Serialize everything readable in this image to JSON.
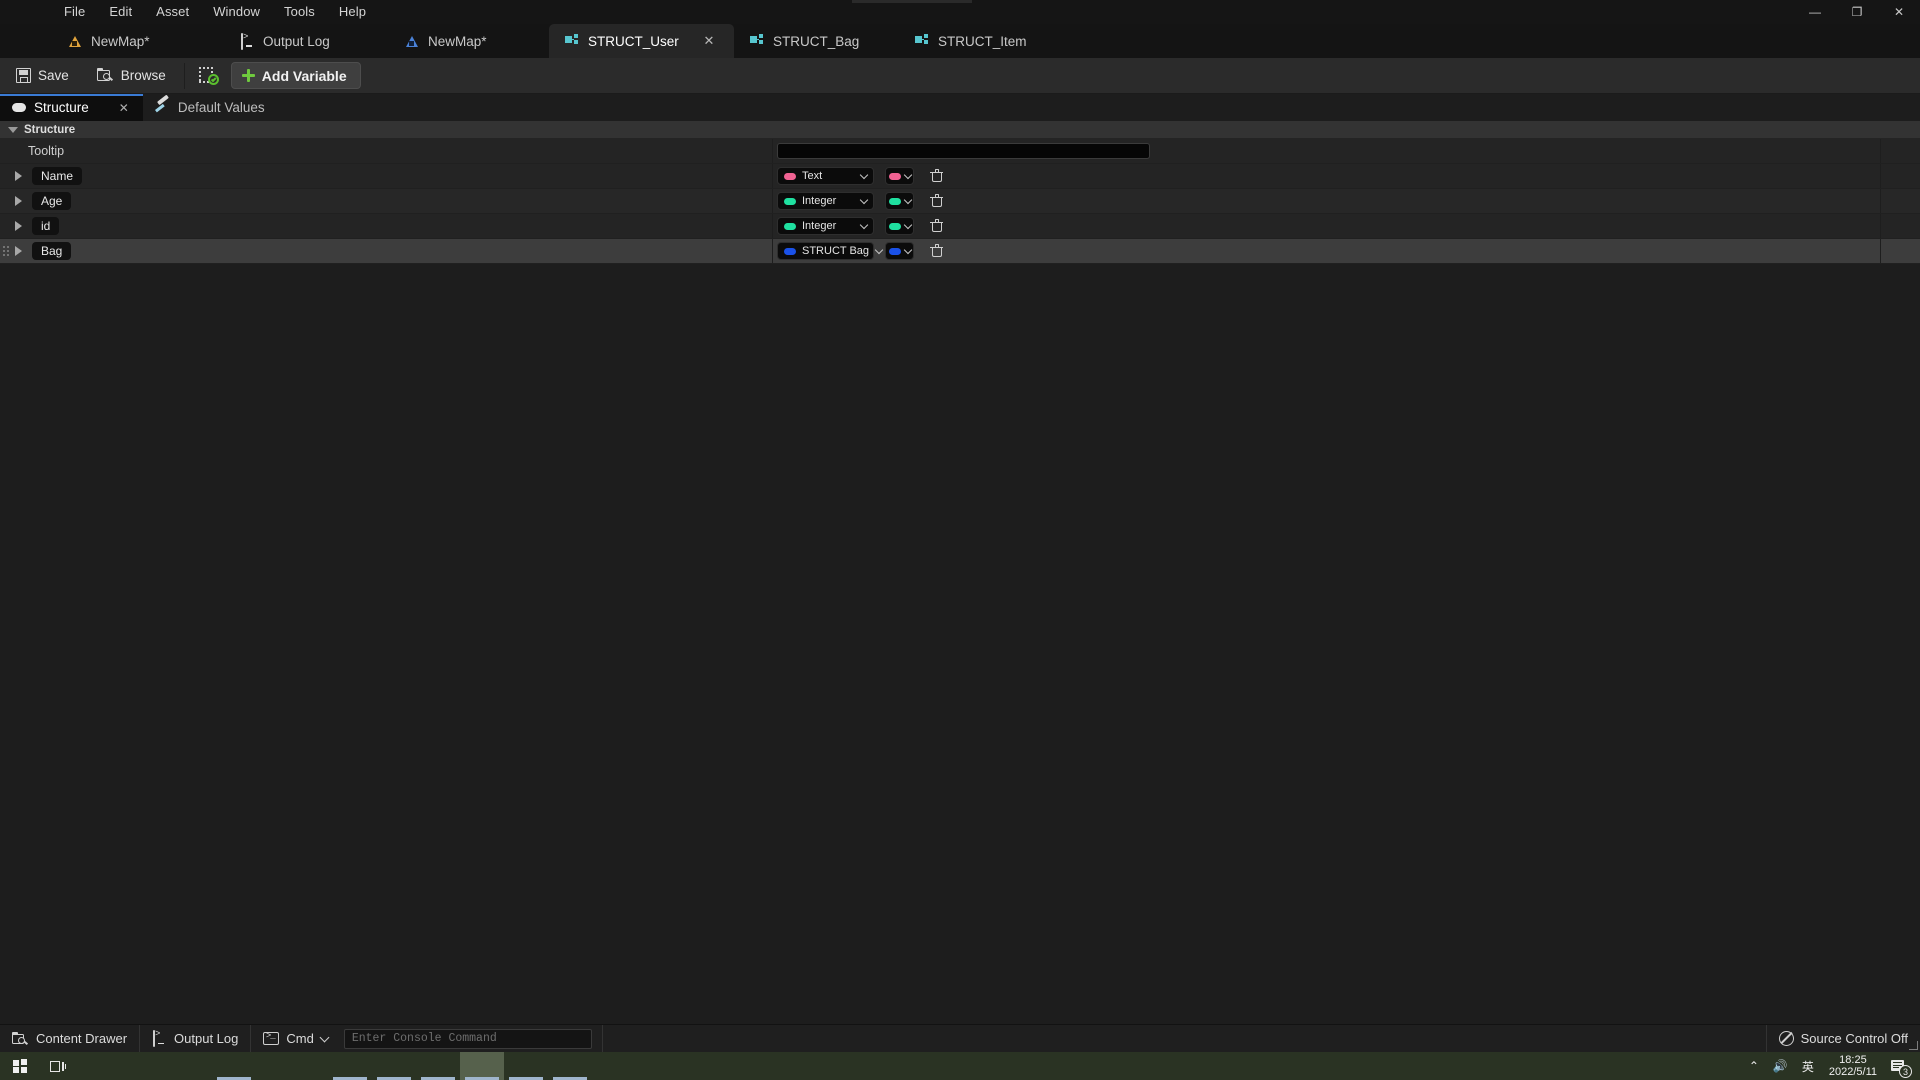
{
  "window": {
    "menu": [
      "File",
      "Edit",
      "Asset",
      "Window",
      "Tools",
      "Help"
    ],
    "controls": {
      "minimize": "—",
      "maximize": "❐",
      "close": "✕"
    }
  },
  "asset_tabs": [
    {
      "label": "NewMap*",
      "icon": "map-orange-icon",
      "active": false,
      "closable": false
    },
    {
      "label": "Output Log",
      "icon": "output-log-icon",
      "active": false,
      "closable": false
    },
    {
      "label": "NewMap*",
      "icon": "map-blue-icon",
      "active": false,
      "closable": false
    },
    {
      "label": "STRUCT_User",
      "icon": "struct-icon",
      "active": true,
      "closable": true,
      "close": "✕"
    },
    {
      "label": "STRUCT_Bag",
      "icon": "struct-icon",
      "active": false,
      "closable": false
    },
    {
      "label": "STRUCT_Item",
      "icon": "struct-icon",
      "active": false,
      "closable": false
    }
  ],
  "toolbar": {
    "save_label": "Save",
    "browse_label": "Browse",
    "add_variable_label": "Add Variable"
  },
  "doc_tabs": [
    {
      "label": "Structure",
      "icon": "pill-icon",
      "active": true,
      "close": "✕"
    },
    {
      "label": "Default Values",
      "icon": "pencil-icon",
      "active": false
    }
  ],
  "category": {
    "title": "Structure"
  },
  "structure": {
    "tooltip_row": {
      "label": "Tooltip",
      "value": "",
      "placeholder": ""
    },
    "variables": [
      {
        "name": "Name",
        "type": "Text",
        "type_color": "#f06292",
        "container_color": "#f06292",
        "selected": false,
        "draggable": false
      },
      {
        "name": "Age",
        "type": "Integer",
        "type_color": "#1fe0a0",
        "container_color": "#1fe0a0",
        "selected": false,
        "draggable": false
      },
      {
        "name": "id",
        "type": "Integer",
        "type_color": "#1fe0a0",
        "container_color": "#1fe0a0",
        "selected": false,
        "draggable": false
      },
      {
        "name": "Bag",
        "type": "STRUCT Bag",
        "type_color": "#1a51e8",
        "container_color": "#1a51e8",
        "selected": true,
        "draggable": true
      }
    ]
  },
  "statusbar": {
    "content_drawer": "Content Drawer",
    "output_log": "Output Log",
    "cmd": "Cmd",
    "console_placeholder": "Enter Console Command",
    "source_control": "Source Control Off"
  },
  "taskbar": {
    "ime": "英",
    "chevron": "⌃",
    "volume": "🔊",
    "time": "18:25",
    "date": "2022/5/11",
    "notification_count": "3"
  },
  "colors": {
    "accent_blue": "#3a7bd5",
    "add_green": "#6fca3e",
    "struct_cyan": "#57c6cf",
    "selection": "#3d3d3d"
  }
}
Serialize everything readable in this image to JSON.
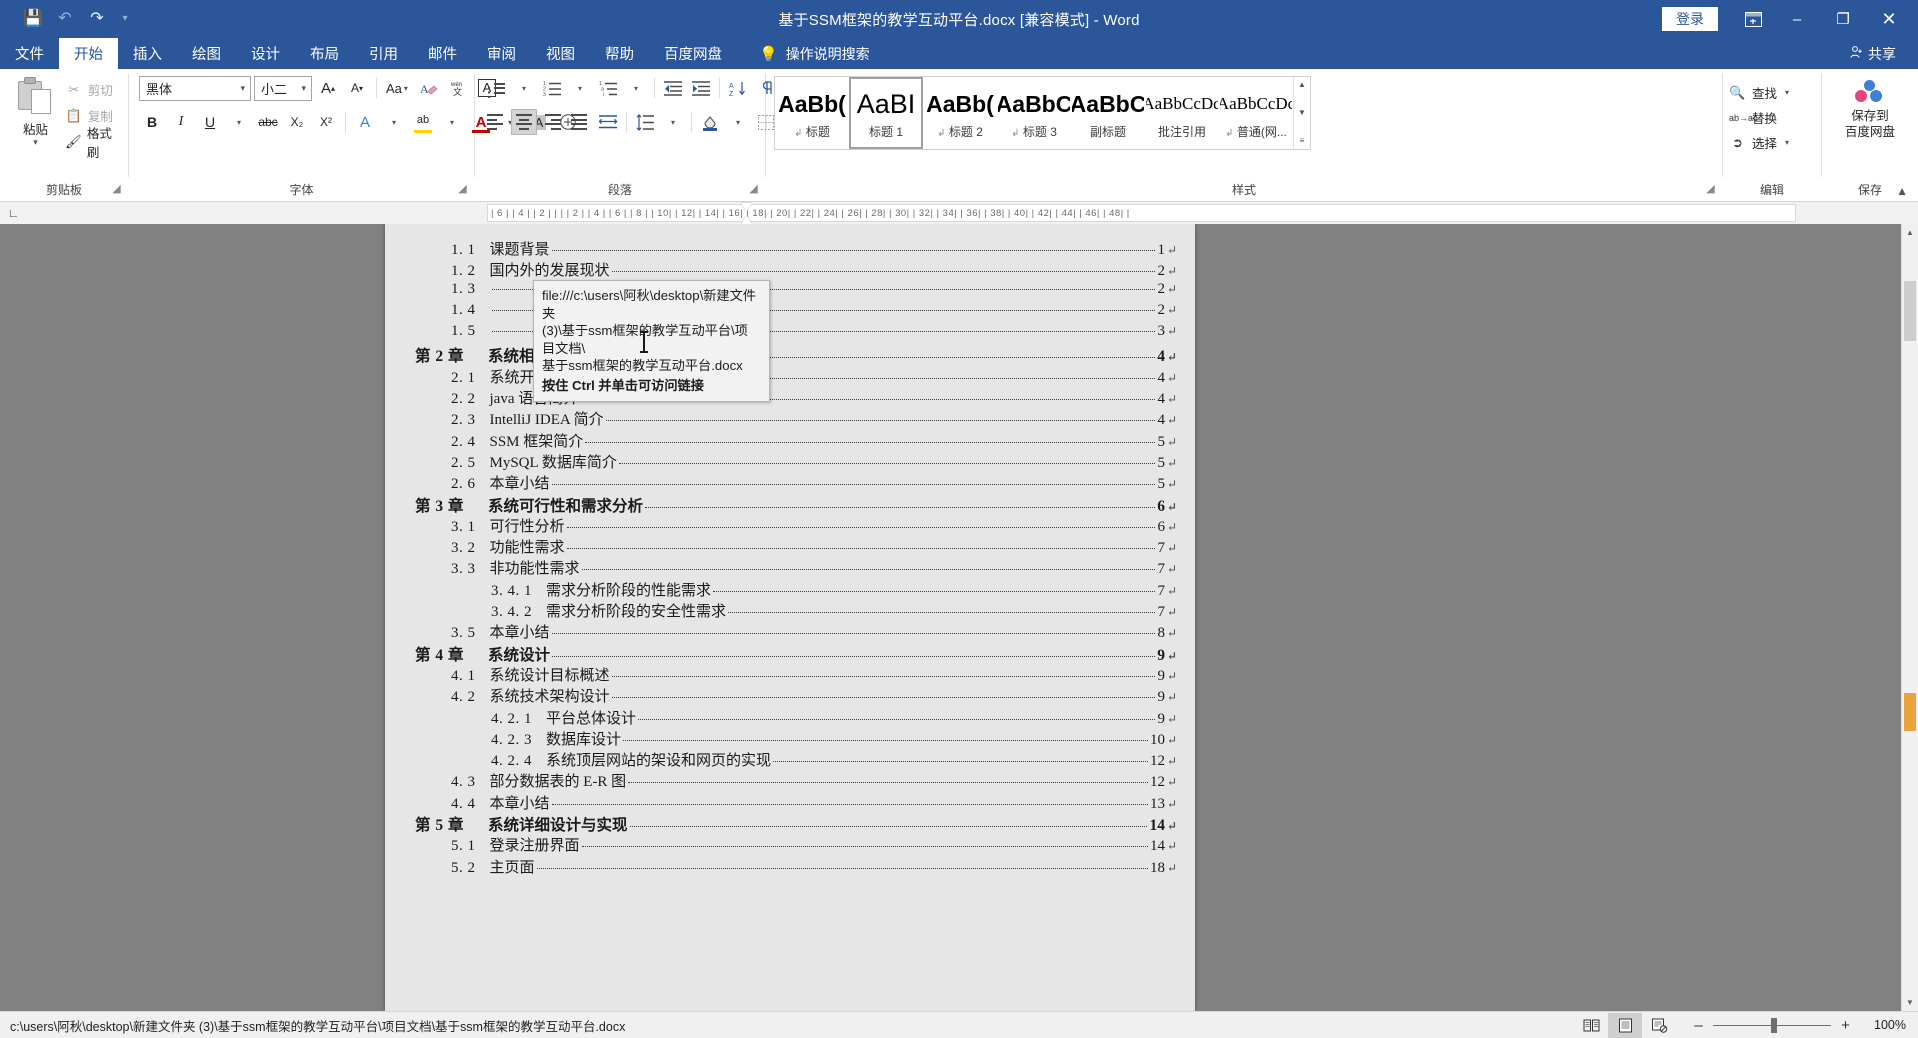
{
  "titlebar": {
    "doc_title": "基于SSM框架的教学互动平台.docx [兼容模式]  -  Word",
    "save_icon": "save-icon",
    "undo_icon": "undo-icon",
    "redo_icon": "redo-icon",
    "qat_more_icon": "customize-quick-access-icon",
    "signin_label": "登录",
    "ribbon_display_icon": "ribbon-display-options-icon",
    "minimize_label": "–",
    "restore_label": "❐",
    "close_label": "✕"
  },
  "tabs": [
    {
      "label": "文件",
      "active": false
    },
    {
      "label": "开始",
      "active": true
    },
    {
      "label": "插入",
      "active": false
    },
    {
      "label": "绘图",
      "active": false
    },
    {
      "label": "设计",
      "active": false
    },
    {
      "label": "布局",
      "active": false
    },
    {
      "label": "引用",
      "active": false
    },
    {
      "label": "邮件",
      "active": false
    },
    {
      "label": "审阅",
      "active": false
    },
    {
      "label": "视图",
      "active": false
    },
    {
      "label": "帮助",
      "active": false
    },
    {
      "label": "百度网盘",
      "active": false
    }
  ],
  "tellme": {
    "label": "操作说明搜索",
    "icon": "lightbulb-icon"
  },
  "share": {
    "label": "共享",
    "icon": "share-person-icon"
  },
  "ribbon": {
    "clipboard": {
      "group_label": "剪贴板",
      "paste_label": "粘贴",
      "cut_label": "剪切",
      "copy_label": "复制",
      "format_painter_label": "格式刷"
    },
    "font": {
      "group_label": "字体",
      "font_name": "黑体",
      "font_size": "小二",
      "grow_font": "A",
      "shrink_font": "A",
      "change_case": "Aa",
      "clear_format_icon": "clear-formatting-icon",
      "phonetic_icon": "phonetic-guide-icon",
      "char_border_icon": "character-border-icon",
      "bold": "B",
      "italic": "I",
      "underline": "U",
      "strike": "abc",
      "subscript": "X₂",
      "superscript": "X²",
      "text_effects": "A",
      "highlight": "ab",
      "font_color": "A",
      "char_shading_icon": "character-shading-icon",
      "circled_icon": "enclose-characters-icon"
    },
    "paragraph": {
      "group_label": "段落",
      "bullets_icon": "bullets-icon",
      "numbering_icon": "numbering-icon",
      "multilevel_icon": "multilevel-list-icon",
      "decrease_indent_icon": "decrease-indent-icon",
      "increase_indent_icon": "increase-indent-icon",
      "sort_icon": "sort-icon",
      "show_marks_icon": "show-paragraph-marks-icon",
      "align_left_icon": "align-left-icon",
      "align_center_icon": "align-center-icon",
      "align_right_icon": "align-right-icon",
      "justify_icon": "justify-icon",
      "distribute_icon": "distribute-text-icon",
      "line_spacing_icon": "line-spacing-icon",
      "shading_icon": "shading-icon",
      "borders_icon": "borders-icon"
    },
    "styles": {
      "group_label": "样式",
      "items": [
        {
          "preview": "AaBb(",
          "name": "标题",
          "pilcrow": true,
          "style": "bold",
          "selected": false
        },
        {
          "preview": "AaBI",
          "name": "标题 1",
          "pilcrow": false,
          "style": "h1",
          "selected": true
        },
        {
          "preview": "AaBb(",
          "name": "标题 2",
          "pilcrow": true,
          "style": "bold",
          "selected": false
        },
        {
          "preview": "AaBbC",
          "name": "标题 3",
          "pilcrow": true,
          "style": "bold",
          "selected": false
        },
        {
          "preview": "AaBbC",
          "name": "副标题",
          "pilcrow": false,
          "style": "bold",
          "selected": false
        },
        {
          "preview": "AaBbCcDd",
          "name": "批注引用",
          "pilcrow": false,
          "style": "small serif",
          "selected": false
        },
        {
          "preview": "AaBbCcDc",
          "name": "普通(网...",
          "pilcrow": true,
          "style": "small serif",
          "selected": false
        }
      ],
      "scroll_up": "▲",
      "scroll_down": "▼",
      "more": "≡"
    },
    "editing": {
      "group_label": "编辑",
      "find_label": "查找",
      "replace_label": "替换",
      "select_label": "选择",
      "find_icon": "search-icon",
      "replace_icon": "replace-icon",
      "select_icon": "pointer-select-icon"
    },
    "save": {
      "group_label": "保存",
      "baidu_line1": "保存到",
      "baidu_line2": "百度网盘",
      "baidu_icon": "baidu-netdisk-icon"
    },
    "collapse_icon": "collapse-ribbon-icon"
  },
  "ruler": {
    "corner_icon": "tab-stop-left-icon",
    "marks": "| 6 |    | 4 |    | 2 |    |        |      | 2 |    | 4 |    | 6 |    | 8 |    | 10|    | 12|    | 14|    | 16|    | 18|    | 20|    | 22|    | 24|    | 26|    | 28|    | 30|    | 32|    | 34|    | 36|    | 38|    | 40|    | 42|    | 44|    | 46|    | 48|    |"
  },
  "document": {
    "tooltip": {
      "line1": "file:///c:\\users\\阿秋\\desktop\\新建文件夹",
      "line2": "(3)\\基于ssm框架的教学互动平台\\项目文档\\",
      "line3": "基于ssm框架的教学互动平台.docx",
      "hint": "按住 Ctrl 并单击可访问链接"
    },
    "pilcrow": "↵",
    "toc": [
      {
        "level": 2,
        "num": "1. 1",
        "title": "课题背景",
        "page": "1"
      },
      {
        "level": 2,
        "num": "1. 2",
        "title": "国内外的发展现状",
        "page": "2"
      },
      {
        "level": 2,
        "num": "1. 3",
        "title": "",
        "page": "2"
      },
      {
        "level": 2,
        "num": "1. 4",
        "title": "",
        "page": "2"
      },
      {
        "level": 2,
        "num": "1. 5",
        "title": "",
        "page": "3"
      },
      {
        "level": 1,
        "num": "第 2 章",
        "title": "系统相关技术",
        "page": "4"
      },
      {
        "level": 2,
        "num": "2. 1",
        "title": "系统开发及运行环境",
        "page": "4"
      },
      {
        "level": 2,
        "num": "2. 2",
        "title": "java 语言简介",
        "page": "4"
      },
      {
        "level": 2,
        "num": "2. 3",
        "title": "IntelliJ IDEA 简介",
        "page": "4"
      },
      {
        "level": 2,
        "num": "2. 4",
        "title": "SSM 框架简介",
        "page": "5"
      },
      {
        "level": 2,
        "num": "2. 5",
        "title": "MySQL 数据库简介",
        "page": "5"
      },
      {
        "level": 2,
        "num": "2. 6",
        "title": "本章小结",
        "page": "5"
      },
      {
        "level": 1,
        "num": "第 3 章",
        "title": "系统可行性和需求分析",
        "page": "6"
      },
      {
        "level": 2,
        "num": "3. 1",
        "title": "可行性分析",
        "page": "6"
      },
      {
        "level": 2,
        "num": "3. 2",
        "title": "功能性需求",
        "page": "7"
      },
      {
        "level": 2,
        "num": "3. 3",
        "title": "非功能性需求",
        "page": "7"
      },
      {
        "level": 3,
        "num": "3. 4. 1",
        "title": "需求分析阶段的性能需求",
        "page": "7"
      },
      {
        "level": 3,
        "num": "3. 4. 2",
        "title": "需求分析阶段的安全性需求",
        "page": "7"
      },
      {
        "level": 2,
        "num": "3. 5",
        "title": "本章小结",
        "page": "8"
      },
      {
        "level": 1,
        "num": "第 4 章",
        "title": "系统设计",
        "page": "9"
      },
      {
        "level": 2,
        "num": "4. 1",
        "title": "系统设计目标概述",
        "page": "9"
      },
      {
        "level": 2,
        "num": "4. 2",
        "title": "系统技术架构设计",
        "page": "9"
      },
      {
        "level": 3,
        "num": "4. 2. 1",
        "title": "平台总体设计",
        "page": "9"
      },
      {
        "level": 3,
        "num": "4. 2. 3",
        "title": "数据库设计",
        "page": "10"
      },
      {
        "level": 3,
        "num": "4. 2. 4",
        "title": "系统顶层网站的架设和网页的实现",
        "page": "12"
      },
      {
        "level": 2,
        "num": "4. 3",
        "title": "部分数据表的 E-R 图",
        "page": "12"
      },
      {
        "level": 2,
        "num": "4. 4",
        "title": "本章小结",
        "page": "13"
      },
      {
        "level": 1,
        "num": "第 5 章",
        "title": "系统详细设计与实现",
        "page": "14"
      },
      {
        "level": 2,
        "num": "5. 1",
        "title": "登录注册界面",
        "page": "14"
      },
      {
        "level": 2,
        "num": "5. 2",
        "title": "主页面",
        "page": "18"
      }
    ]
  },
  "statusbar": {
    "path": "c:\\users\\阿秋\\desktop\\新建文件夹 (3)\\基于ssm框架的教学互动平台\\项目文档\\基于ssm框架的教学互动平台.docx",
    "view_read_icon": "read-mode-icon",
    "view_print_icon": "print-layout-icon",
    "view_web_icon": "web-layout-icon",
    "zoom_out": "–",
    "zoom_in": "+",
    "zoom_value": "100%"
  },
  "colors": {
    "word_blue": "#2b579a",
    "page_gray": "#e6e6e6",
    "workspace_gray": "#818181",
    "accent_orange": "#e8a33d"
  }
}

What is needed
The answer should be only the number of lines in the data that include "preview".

Result for this task
7